A large consciousness is idle and spacey; a small consciousness is cramped and circumspect. Big talk is bland and flavorless; petty talk is detailed and fragmented. We sleep and our spirits converge; we awake and our bodies open outward. We give, we receive, we act, we construct: all day long we apply our minds to struggles against one thing or another— struggles unadorned or struggles concealed, but in either case tightly packed one after another without gap. The small fears leave us nervous and depleted; the large fears leave us stunned and blank. Shooting forth like an arrow from a bowstring: such is our presumption when we arbitrate right and wrong. Holding fast as if to sworn oaths: such is our defense of our victories. Worn away as if by autumn and winter: such is our daily dwindling, drowning us in our own activities, unable to turn back. Held fast as if bound by cords, we continue along the same ruts. The mind is left on the verge of death, and nothing can restore its vitality.

— Zhuangzi (Ziporyn 2009, 10)

Are you not danzzling on the age of a vulcano? Siar, I am deed.

Finnegans Wake, 89

He who acts defeats his own purpose; he who grasps loses.

Tao Te Ching 64 (Feng/English)

Procrastinate now!

— anon.


Actual psychological closure in everyday life is a matter of minding what you are doing: in that condition, the practiception circuit is closed and the current flows freely. But human minds tend to wander.

According to a recent study published in Science by Harvard University psychologists Matthew Killingsworth and Daniel Gilbert, almost half our waking thoughts have little relation to what we’re currently doing. Although in general it’s clearly useful to be able to think about things that aren’t present here and now, and although mind wandering in particular can facilitate creative problem solving, it is also linked to negative emotions and unhappiness. As psychologist Jonathan Smallwood and his colleagues have shown, negative moods lead the mind to wander. As Killingsworth and Gilbert discovered, people are less happy when their minds are wandering than when they’re focusing on what they’re doing. Furthermore, although people are more likely to mind wander to pleasant topics than to unpleasant or neutral ones, people are no happier when thinking about pleasant topics than when they focus on the task at hand, and they’re less happy when they mind wander to neutral topics than when they focus on their current activity. As Killingsworth and Gilbert conclude, “a human mind is a wandering mind, and a wandering mind is an unhappy mind. The ability to think about what is not happening is a cognitive achievement that comes at an emotional cost.”

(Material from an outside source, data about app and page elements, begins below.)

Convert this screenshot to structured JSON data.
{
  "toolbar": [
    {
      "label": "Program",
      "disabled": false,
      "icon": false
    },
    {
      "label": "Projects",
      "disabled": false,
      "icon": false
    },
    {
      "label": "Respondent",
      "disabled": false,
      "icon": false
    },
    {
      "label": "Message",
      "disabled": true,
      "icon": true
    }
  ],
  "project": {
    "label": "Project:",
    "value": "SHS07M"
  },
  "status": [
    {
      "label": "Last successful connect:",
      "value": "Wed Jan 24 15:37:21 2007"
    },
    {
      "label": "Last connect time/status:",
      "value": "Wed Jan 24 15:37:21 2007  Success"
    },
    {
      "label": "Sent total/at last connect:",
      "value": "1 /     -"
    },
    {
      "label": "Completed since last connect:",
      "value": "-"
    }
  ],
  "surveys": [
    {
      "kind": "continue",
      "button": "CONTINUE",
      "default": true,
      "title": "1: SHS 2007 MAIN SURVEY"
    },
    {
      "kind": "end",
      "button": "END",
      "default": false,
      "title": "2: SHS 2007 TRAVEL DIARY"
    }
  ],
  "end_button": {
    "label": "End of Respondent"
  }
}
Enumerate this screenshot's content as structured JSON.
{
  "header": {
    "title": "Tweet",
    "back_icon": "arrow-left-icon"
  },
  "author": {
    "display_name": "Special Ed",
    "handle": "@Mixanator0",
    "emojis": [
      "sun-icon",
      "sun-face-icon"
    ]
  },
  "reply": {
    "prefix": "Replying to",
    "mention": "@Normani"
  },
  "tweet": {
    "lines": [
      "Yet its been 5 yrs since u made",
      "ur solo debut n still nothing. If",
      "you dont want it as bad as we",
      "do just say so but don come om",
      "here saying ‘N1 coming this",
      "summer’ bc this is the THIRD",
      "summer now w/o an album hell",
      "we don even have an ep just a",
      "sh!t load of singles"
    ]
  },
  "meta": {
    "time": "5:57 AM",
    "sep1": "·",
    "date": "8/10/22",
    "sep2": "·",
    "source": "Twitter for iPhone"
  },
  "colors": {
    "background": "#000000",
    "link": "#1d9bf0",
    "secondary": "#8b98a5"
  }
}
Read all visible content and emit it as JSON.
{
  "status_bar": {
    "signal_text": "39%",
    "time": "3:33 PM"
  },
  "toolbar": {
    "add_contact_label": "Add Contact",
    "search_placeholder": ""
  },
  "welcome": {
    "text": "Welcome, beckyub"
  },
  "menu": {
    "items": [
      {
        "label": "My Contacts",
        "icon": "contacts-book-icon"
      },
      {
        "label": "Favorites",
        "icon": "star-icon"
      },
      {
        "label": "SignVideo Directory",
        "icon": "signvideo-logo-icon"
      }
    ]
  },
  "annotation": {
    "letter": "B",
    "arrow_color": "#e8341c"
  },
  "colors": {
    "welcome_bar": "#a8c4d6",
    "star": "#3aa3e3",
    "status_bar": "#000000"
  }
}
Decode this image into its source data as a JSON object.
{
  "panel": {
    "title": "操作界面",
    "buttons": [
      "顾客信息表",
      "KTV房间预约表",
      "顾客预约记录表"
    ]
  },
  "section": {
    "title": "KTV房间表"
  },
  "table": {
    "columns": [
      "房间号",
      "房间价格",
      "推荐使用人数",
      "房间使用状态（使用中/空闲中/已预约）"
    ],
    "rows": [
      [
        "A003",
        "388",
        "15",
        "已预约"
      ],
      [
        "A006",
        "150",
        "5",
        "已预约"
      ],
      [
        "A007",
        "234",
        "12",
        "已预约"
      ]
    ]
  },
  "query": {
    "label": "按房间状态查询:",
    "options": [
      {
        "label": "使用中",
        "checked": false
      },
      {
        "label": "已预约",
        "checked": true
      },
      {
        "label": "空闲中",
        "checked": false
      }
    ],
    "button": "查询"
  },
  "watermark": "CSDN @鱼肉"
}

— Evan Thompson (2014, Kindle Locations 7177-7190)

Even when you think about what you are doing, instead of focusing on doing it, your mind is beginning to wander … unless you focus philosophically, becoming a beginner.

Enough already

You can’t have everything. Where would you put it?

— Steven Wright

To have plenty is to be perplexed.

Tao Te Ching 22 (Chan)

In a consumer society there are inevitably two kinds of slaves: the prisoners of addiction and the prisoners of envy.

— Ivan Illich, Tools for Conviviality (1973), Ch. 3

Anybody that competes with slaves becomes a slave.

— Vonnegut, Player Piano

Every need got an ego to feed.

— Bob Marley

And whoso is saved from his own greed, such are the successful.

Qur’án 64:16 (Pickthall)

A man is rich in proportion to the number of things he can afford to let alone.

Thoreau, Walden, chp. 2

There is no greater sin than desire,
No creater curse than discontent,
No greater misfortune than wanting something for oneself.
Therefore he who knows that enough is enough will always have enough.

Tao Te Ching 46 (Feng/English)

The nexus of experience

Experience is what happens just before you notice that something just happened.
Afterwards, “the experience” is what you happen to remember.
Until you notice that remembering is happening.
Or you notice that you are dreaming.
Then you can really dream.
Or you can wake up.
But how do you know that you won’t wake up again?
Or wake further up?
Remember not knowing? The nexperience comes to pass.